The main themes of the evening were living and climate. A boy from the audience wondered how the parties will make sure that starters can get a home better. The three politicians agree that there should be more housing for starters. “The three million square meters of office spaces and other existing spaces need to be converted into homes,” said Dassen. Nanninga and Simons join this. Politicians also unanimously said that they want to abolish the landlord tax.
Nanninga also quoted immigration. “Hundreds of thousands of people come in a year and we already have too few homes. Its a very simple sum: if you already have too many people and too few houses, you dont have to bring people in.”
Simons reacted fiercely: “It makes a difference if you make sums that you can count well, because we all know that the housing shortage is not due to immigrants.” According to Simons, the cause is mainly bad housing policy. She thinks, like Dassen, that we should invest more in that.
JA21 has the ambitious plan to build a new city. Nanninga called it a “dream project” of the party. According to her, it not only brings many new homes, but has even more advantages. “You can unleash a lot of innovation and it creates a lot of jobs.”
Check out how Simons and Dassen think about Nanningas dream project:
Another public question was about climate change. How do the parties want to counteract them? Badgers: “We need to focus on sustainable resources, i.e. sun, water and wind.” But at the same time he calls nuclear power. “We are at a stage where we need to speed up this transition and we need to keep all the options on the table.” According to Nanninga, renewable energy is too expensive. It is therefore in favour of nuclear energy.
A viewer wonders why she sets a limit on what she wants to spend on climate:
At 1 leader Simons does not believe in nuclear power. “Its too expensive, not necessary, and it takes too long to use it.” Simons, for example, wants to put an end to subsidies for fossil industries. In addition, she said she wanted to make public transport free, in order to reduce emissions.
Check out how Simons wants to fund the free public transport:
Finally, someone from the public wondered why the hospitality industry is not opened, while the parks are full. Its a subject that has been a lot of discussion over the last few days. “If it is safe, it must be possible,” is Simonss answer to that. However, she emphasises that other professions should not be forgotten. As an example, she mentions the sex workers who are not yet allowed to work, whereas barbershops, for example, can open again from next week. “This policy plays people against each other,” she says.
Volt-leader Dassen believes that there should definitely be consultation with the catering industry to see what is possible, but is reluctant to do so. “We see that the infections are rising, so we need to look closely at how that is going to develop. Were in that third wave.”
If it is up to Nanninga, the catering industry will reopen as soon as possible:

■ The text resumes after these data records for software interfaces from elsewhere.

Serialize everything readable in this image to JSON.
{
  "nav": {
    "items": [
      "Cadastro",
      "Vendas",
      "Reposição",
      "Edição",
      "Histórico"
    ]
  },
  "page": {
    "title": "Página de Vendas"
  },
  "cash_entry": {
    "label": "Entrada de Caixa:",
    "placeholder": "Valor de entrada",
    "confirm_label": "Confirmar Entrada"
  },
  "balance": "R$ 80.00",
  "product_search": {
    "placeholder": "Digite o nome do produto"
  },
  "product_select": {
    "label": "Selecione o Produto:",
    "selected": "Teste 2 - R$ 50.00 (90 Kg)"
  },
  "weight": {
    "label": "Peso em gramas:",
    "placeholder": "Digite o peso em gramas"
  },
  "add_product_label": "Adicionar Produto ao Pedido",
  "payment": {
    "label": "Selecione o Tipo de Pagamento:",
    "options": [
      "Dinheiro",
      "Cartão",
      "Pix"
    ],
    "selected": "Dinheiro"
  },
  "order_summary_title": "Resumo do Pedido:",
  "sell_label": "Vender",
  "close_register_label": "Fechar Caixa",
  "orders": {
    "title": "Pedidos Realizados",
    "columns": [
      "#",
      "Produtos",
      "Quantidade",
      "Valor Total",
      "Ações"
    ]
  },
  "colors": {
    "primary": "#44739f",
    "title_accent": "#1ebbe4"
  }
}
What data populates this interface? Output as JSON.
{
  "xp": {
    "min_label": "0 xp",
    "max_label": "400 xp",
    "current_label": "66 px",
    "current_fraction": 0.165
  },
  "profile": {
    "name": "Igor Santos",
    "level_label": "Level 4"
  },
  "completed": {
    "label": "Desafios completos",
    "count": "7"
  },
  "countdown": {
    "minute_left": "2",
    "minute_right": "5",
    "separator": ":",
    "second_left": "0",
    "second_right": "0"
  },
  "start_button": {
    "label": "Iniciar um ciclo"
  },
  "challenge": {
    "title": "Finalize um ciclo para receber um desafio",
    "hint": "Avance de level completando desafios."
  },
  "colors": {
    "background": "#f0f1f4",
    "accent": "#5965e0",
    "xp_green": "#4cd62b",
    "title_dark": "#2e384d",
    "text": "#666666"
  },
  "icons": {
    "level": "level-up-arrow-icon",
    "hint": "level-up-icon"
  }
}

Do you want to look back the whole conversation? You can do that here:
With Nanninga, Simons and Dassen, the electoral program of CCEit has ended on 3. All the list holders of the big parties have been in the past week, except PVV-puller Geert Wilders. He turned down the invitation.